Leave the pictures out and return every line below exactly.

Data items
━━━━━━━━━━━━━━━━━━━━

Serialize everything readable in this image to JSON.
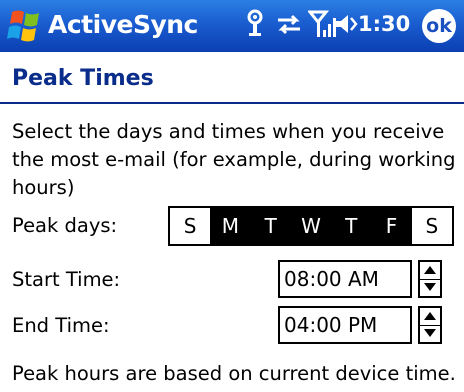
{
  "titlebar": {
    "app_title": "ActiveSync",
    "time": "1:30",
    "ok_label": "ok",
    "icons": [
      "windows-start-icon",
      "connectivity-icon",
      "sync-arrows-icon",
      "signal-strength-icon",
      "volume-icon"
    ]
  },
  "page": {
    "title": "Peak Times",
    "description": "Select the days and times when you receive the most e-mail (for example, during working hours)"
  },
  "peak_days": {
    "label": "Peak days:",
    "days": [
      {
        "letter": "S",
        "selected": false
      },
      {
        "letter": "M",
        "selected": true
      },
      {
        "letter": "T",
        "selected": true
      },
      {
        "letter": "W",
        "selected": true
      },
      {
        "letter": "T",
        "selected": true
      },
      {
        "letter": "F",
        "selected": true
      },
      {
        "letter": "S",
        "selected": false
      }
    ]
  },
  "start_time": {
    "label": "Start Time:",
    "value": "08:00 AM"
  },
  "end_time": {
    "label": "End Time:",
    "value": "04:00 PM"
  },
  "footnote": "Peak hours are based on current device time.",
  "colors": {
    "title_bar": "#1a5dd0",
    "header_text": "#0a2c8a"
  }
}
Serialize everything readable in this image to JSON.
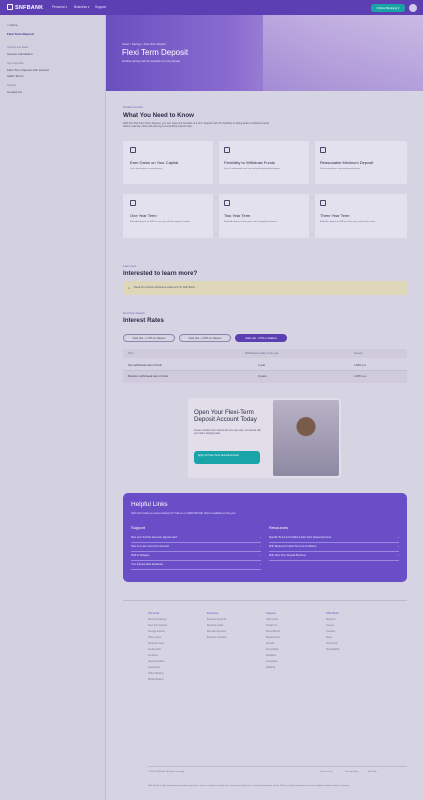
{
  "topnav": {
    "brand": "SNFBANK",
    "links": [
      "Personal ▾",
      "Business ▾",
      "Support"
    ],
    "cta_label": "Online Banking ▾"
  },
  "sidebar": {
    "back_label": "< Home",
    "current": "Flexi Term Deposit",
    "groups": [
      {
        "heading": "Options and Rates",
        "items": [
          "Interest Calculation"
        ]
      },
      {
        "heading": "Term Deposits",
        "items": [
          "Flexi Term Deposit with Interest",
          "Static Terms"
        ]
      },
      {
        "heading": "Support",
        "items": [
          "Contact Us"
        ]
      }
    ]
  },
  "hero": {
    "crumb": "Home > Savings > Flexi Term Deposit",
    "title": "Flexi Term Deposit",
    "subtitle": "Flexible savings with the benefits of a term deposit"
  },
  "need_to_know": {
    "eyebrow": "Product overview",
    "title": "What You Need to Know",
    "body": "With the SNF Flexi Term Deposit, you can enjoy the benefits of a term deposit with the flexibility of being able to withdraw funds before maturity, while still earning a competitive interest rate.",
    "cards": [
      {
        "icon": "piggy-bank-icon",
        "title": "Earn Gains on Your Capital",
        "desc": "Get a fixed return on your money."
      },
      {
        "icon": "bank-building-icon",
        "title": "Flexibility to Withdraw Funds",
        "desc": "Up to 3 withdrawals per term without breaking the deposit."
      },
      {
        "icon": "coins-icon",
        "title": "Reasonable Minimum Deposit",
        "desc": "Start saving from a low minimum balance."
      },
      {
        "icon": "calendar-icon",
        "title": "One Year Term",
        "desc": "A flexible deposit in SNF for one year with the option to renew."
      },
      {
        "icon": "calendar-icon",
        "title": "Two Year Term",
        "desc": "A flexible deposit of two years with competitive interest."
      },
      {
        "icon": "calendar-icon",
        "title": "Three Year Term",
        "desc": "A flexible deposit in SNF for three years with higher rates."
      }
    ]
  },
  "learn_more": {
    "eyebrow": "Learn more",
    "title": "Interested to learn more?",
    "notice": "Read the product disclosure statement for SNF Bank."
  },
  "rates": {
    "eyebrow": "Flexi Term Deposit",
    "title": "Interest Rates",
    "tabs": [
      "Cash rate - 1.75% on balance",
      "Cash rate - 2.25% on balance",
      "Cash rate - 2.5% on balance"
    ],
    "active_tab": 2,
    "headers": [
      "Term",
      "Withdrawal penalty in the year",
      "Interest"
    ],
    "rows": [
      [
        "Non-withdrawal view of funds",
        "1 year",
        "1.50% p.a."
      ],
      [
        "Maximum withdrawal view of funds",
        "3 years",
        "2.20% p.a."
      ]
    ]
  },
  "promo": {
    "title": "Open Your Flexi-Term Deposit Account Today",
    "body": "Create a flexible term deposit with one easy step. Get started with your online banking today.",
    "button_label": "Apply for Flexi Term Deposit Account"
  },
  "helpful": {
    "title": "Helpful Links",
    "subtitle": "Didn't find what you were looking for? Call us on 1800 000 000. We're available to help you.",
    "support_title": "Support",
    "support_links": [
      "How can I find the best term deposit rate?",
      "How do I earn more from interest?",
      "Tariff of Charges",
      "Your Interest Rate Explained"
    ],
    "resources_title": "Resources",
    "resources_links": [
      "Specific Terms & Conditions Flexi Term Deposit Account",
      "SNF Business Product Terms & Conditions",
      "SNF Flexi Term Deposit Brochure"
    ]
  },
  "footer": {
    "columns": [
      {
        "heading": "Personal",
        "links": [
          "Bank and Savings",
          "Flexi Term Deposit",
          "Savings Account",
          "Home Loans",
          "Personal Loans",
          "Credit Cards",
          "Insurance",
          "Superannuation",
          "Investments",
          "Online Banking",
          "Mobile Banking"
        ]
      },
      {
        "heading": "Business",
        "links": [
          "Business Accounts",
          "Business Loans",
          "Merchant Services",
          "Business Insurance"
        ]
      },
      {
        "heading": "Support",
        "links": [
          "Help Centre",
          "Contact Us",
          "Find a Branch",
          "Report Fraud",
          "Security",
          "Accessibility",
          "Feedback",
          "Complaints",
          "Hardship"
        ]
      },
      {
        "heading": "SNF Bank",
        "links": [
          "About Us",
          "Careers",
          "Investors",
          "News",
          "Community",
          "Sustainability"
        ]
      }
    ],
    "copyright": "© 2024 SNF Bank. All rights reserved.",
    "bottom_links": [
      "Terms of use",
      "Privacy Policy",
      "Site Map"
    ],
    "legal": "SNF Bank Ltd. Any information provided is general in nature and does not take into account your objectives, financial situation or needs. Please read the relevant terms and conditions before making a decision."
  }
}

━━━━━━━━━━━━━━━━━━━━

Solution below:
Serialize everything readable in this image to JSON.
{
  "titlebar": {
    "app_title": "ActiveSync",
    "time": "1:30",
    "ok_label": "ok",
    "icons": [
      "windows-start-icon",
      "connectivity-icon",
      "sync-arrows-icon",
      "signal-strength-icon",
      "volume-icon"
    ]
  },
  "page": {
    "title": "Peak Times",
    "description": "Select the days and times when you receive the most e-mail (for example, during working hours)"
  },
  "peak_days": {
    "label": "Peak days:",
    "days": [
      {
        "letter": "S",
        "selected": false
      },
      {
        "letter": "M",
        "selected": true
      },
      {
        "letter": "T",
        "selected": true
      },
      {
        "letter": "W",
        "selected": true
      },
      {
        "letter": "T",
        "selected": true
      },
      {
        "letter": "F",
        "selected": true
      },
      {
        "letter": "S",
        "selected": false
      }
    ]
  },
  "start_time": {
    "label": "Start Time:",
    "value": "08:00 AM"
  },
  "end_time": {
    "label": "End Time:",
    "value": "04:00 PM"
  },
  "footnote": "Peak hours are based on current device time.",
  "colors": {
    "title_bar": "#1a5dd0",
    "header_text": "#0a2c8a"
  }
}
Serialize everything readable in this image to JSON.
{
  "topnav": {
    "brand": "SNFBANK",
    "links": [
      "Personal ▾",
      "Business ▾",
      "Support"
    ],
    "cta_label": "Online Banking ▾"
  },
  "sidebar": {
    "back_label": "< Home",
    "current": "Flexi Term Deposit",
    "groups": [
      {
        "heading": "Options and Rates",
        "items": [
          "Interest Calculation"
        ]
      },
      {
        "heading": "Term Deposits",
        "items": [
          "Flexi Term Deposit with Interest",
          "Static Terms"
        ]
      },
      {
        "heading": "Support",
        "items": [
          "Contact Us"
        ]
      }
    ]
  },
  "hero": {
    "crumb": "Home > Savings > Flexi Term Deposit",
    "title": "Flexi Term Deposit",
    "subtitle": "Flexible savings with the benefits of a term deposit"
  },
  "need_to_know": {
    "eyebrow": "Product overview",
    "title": "What You Need to Know",
    "body": "With the SNF Flexi Term Deposit, you can enjoy the benefits of a term deposit with the flexibility of being able to withdraw funds before maturity, while still earning a competitive interest rate.",
    "cards": [
      {
        "icon": "piggy-bank-icon",
        "title": "Earn Gains on Your Capital",
        "desc": "Get a fixed return on your money."
      },
      {
        "icon": "bank-building-icon",
        "title": "Flexibility to Withdraw Funds",
        "desc": "Up to 3 withdrawals per term without breaking the deposit."
      },
      {
        "icon": "coins-icon",
        "title": "Reasonable Minimum Deposit",
        "desc": "Start saving from a low minimum balance."
      },
      {
        "icon": "calendar-icon",
        "title": "One Year Term",
        "desc": "A flexible deposit in SNF for one year with the option to renew."
      },
      {
        "icon": "calendar-icon",
        "title": "Two Year Term",
        "desc": "A flexible deposit of two years with competitive interest."
      },
      {
        "icon": "calendar-icon",
        "title": "Three Year Term",
        "desc": "A flexible deposit in SNF for three years with higher rates."
      }
    ]
  },
  "learn_more": {
    "eyebrow": "Learn more",
    "title": "Interested to learn more?",
    "notice": "Read the product disclosure statement for SNF Bank."
  },
  "rates": {
    "eyebrow": "Flexi Term Deposit",
    "title": "Interest Rates",
    "tabs": [
      "Cash rate - 1.75% on balance",
      "Cash rate - 2.25% on balance",
      "Cash rate - 2.5% on balance"
    ],
    "active_tab": 2,
    "headers": [
      "Term",
      "Withdrawal penalty in the year",
      "Interest"
    ],
    "rows": [
      [
        "Non-withdrawal view of funds",
        "1 year",
        "1.50% p.a."
      ],
      [
        "Maximum withdrawal view of funds",
        "3 years",
        "2.20% p.a."
      ]
    ]
  },
  "promo": {
    "title": "Open Your Flexi-Term Deposit Account Today",
    "body": "Create a flexible term deposit with one easy step. Get started with your online banking today.",
    "button_label": "Apply for Flexi Term Deposit Account"
  },
  "helpful": {
    "title": "Helpful Links",
    "subtitle": "Didn't find what you were looking for? Call us on 1800 000 000. We're available to help you.",
    "support_title": "Support",
    "support_links": [
      "How can I find the best term deposit rate?",
      "How do I earn more from interest?",
      "Tariff of Charges",
      "Your Interest Rate Explained"
    ],
    "resources_title": "Resources",
    "resources_links": [
      "Specific Terms & Conditions Flexi Term Deposit Account",
      "SNF Business Product Terms & Conditions",
      "SNF Flexi Term Deposit Brochure"
    ]
  },
  "footer": {
    "columns": [
      {
        "heading": "Personal",
        "links": [
          "Bank and Savings",
          "Flexi Term Deposit",
          "Savings Account",
          "Home Loans",
          "Personal Loans",
          "Credit Cards",
          "Insurance",
          "Superannuation",
          "Investments",
          "Online Banking",
          "Mobile Banking"
        ]
      },
      {
        "heading": "Business",
        "links": [
          "Business Accounts",
          "Business Loans",
          "Merchant Services",
          "Business Insurance"
        ]
      },
      {
        "heading": "Support",
        "links": [
          "Help Centre",
          "Contact Us",
          "Find a Branch",
          "Report Fraud",
          "Security",
          "Accessibility",
          "Feedback",
          "Complaints",
          "Hardship"
        ]
      },
      {
        "heading": "SNF Bank",
        "links": [
          "About Us",
          "Careers",
          "Investors",
          "News",
          "Community",
          "Sustainability"
        ]
      }
    ],
    "copyright": "© 2024 SNF Bank. All rights reserved.",
    "bottom_links": [
      "Terms of use",
      "Privacy Policy",
      "Site Map"
    ],
    "legal": "SNF Bank Ltd. Any information provided is general in nature and does not take into account your objectives, financial situation or needs. Please read the relevant terms and conditions before making a decision."
  }
}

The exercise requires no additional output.